Henry Schenker, Innovid's VP of APAC
It’s an exciting time to be part of the Innovid team — not only did we just open our newest office in Singapore, but we’re also lucky enough to have Henry Schenker at the helm of our entire Asia-Pacific region. Henry joins us from Tapad, where he led a team focused on bringing cross-device data to Asia. Prior to Tapad, he served as the director of professional services at Wyng.
Henry was kind enough to let us pick his brain about the tech space, cross-device video, what brands can do to stay relevant across the globe, and more in the following Q&A!
Why do you love working in technology?
Technology, particularly in start-ups, has always been the biggest source of passion in my career. It started with learning how to code years ago, but I’ve also become enamored with the most innovative companies and valuable technologies. I think it’s this potential for innovation and impacting entire markets that keeps me excited.
What advice do you have for navigating the changes in the tech industry?
It's pretty simple, but I like to ask people in meetings about trends they are seeing in each region, as I find it to be a really good way to get diverse and consistent updates on what’s changing. There are also more options than ever for getting industry intel right to your inbox via newsletters — subscribe to them all and read when you have time or need a break from the usual work tasks.
You’re pioneering our new office in Singapore! What is unique about this market that global brands should know?
Yes, this opportunity is very exciting for me and Innovid! In short, APAC isn’t only a vastly different region from NA, EU, etc. — every country is different from one another as well. There are of course cultural differences, but also massively different consumer trends that need to be taken into consideration by marketers. There is a huge opportunity in Asia, but it’s also complex to navigate, so it’s super important not to make assumptions, and to do the planning and research needed to be successful.
How can global brands use video marketing to stay relevant with their customers?
The research is pretty clear that consumers will engage with brands if the marketing is relevant and interactive. This is easier said than done, but there are amazing products out there that can help. Innovid’s platform is built to go way beyond standard video advertising, and help marketers actually create experiences for consumers. Especially in APAC, our data-driven video solutions on Facebook and YouTube will be game changers, as they give the ability to personalize messages across the various countries and audiences on these hugely popular platforms. In a region where users expect (and want) more relevant messaging from brands, it’s extremely important to focus on innovative and engaging executions for video.
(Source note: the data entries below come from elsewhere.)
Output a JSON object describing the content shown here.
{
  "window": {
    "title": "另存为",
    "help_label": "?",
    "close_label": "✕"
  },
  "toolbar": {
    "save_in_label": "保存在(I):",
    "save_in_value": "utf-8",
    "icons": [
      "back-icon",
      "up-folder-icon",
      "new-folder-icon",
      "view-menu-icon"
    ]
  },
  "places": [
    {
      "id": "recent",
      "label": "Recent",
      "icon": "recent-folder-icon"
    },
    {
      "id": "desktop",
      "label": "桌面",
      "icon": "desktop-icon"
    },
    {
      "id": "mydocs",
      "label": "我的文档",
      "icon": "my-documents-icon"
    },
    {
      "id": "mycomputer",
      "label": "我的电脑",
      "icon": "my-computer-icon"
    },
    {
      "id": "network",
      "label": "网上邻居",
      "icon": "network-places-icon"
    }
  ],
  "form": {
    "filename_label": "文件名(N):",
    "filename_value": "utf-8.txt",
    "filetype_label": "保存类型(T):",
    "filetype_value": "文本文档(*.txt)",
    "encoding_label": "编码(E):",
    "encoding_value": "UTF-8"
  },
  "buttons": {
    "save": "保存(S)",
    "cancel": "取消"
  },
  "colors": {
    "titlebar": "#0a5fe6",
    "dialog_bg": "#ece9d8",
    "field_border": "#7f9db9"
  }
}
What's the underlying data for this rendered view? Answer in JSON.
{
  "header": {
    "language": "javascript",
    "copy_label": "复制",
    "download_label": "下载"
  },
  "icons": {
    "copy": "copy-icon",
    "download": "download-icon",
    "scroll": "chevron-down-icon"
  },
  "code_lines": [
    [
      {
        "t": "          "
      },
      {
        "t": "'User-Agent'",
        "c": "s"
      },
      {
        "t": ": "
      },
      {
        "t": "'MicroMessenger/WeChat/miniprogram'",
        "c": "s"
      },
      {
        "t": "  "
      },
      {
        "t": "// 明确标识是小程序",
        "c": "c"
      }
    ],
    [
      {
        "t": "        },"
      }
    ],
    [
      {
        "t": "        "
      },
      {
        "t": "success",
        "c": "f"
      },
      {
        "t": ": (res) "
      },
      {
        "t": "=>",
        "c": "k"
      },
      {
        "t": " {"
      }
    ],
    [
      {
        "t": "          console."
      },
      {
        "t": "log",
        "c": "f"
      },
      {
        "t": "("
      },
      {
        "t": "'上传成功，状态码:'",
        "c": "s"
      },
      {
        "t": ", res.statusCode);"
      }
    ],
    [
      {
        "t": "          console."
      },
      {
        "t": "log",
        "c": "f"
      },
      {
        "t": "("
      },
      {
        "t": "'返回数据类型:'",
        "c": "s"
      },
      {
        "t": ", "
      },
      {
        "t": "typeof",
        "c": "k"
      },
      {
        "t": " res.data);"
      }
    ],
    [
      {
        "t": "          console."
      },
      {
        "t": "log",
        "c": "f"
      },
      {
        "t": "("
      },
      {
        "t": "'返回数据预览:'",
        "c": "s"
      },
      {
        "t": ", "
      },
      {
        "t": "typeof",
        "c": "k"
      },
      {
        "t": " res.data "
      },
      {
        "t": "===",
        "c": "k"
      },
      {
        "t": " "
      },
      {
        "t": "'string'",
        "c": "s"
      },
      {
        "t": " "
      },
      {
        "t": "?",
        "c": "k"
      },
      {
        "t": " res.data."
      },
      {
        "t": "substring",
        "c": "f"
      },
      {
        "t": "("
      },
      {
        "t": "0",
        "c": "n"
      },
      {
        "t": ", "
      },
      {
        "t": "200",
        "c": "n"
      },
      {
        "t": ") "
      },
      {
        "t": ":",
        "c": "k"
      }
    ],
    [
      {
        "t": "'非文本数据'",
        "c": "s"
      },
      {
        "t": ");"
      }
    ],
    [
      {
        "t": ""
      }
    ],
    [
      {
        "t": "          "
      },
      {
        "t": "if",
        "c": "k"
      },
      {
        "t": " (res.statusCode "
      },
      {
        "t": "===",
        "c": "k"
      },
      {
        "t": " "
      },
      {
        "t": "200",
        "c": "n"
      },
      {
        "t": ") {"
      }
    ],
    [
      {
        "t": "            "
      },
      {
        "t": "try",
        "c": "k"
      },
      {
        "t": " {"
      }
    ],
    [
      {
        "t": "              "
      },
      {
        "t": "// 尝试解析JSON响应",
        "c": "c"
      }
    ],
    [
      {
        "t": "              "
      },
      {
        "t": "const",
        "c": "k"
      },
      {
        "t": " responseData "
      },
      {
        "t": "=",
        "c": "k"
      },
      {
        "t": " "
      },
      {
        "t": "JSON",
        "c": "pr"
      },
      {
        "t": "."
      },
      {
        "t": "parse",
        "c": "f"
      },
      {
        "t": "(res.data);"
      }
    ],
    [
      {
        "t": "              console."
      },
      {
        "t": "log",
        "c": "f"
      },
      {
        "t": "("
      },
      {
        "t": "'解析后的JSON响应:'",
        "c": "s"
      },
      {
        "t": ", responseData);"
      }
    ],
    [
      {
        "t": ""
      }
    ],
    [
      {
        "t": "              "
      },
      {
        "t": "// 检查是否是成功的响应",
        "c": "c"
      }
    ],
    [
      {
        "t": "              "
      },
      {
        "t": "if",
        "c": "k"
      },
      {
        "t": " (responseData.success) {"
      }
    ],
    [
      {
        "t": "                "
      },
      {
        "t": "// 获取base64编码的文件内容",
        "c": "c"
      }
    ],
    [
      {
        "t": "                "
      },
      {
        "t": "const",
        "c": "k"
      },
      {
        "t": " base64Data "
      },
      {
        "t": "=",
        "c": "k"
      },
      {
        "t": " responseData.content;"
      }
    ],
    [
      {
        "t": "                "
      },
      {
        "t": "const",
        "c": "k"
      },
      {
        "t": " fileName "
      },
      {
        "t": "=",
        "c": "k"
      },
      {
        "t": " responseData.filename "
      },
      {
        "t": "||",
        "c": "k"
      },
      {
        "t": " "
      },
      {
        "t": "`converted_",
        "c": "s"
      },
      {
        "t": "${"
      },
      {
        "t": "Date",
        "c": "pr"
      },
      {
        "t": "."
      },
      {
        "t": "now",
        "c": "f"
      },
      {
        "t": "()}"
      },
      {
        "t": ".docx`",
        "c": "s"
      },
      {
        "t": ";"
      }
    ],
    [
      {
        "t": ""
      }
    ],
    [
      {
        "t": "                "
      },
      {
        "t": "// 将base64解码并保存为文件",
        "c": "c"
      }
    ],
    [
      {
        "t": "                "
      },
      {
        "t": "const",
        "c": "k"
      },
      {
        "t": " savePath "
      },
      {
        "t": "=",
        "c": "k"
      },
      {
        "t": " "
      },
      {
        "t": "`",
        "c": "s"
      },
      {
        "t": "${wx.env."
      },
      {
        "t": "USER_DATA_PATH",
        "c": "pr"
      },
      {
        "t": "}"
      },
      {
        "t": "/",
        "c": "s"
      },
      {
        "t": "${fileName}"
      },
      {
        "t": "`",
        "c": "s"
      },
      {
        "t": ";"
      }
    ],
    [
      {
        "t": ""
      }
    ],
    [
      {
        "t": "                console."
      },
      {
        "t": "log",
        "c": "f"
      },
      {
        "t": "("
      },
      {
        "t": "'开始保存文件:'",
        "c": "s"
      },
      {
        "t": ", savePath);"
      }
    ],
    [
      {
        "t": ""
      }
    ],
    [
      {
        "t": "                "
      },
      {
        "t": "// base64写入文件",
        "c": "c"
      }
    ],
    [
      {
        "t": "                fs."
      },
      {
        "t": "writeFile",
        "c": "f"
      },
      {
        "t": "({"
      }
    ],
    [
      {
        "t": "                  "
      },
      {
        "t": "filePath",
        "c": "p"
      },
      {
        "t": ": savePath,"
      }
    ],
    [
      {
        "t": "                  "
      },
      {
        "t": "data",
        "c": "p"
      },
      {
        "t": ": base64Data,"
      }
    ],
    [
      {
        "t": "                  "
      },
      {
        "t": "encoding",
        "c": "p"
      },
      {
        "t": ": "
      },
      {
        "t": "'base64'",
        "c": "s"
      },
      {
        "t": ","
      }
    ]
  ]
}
You come from Tapad—what do you think is a major must-know for marketers looking to excel in cross-device video?
It’s no secret that consumers are using more and more devices, and switching screens more than ever before. Thus, it’s essential for marketers to try and deliver the right messages to the right people, at the right time, regardless of the screen/device. For video, which is perhaps the best way for a brand to engage users, I think it’s most vital to tell a consistent story on mobile, desktop, TV, etc. Cross-device has become an oft used buzz word, but it’s important to dig into how a vendor is claiming to solve for it. To my knowledge, there are only a handful of companies that can do it well — and with user privacy top of mind, so do your due diligence!
What is your favorite thing to do outside of work and why?
Playing beach volleyball – I’ve been playing most of my adult life and in university, so it’s truly amazing to be able to continue the passion in Singapore! Also listening to music…although I can get a bit obsessed with my favorites.
For all the aspiring techies out there—what advice do you have for folks who are trying to break into the industry?
Probably not to overthink things. I notice that a lot of younger professionals are going for secondary education, code school, etc. While that’s certainly useful, I don’t think anything can replace the experience of learning on the job, smashing client expectations, and building a network. For someone trying to break into this industry I would strongly suggest focusing less on landing the “ideal” job, and instead, look for a solid company with committed leadership that builds world-class products, and then work really, REALLY hard. The majority of those I’ve seen take this approach end up becoming rock star employees, and building a career path that rewards and challenges them.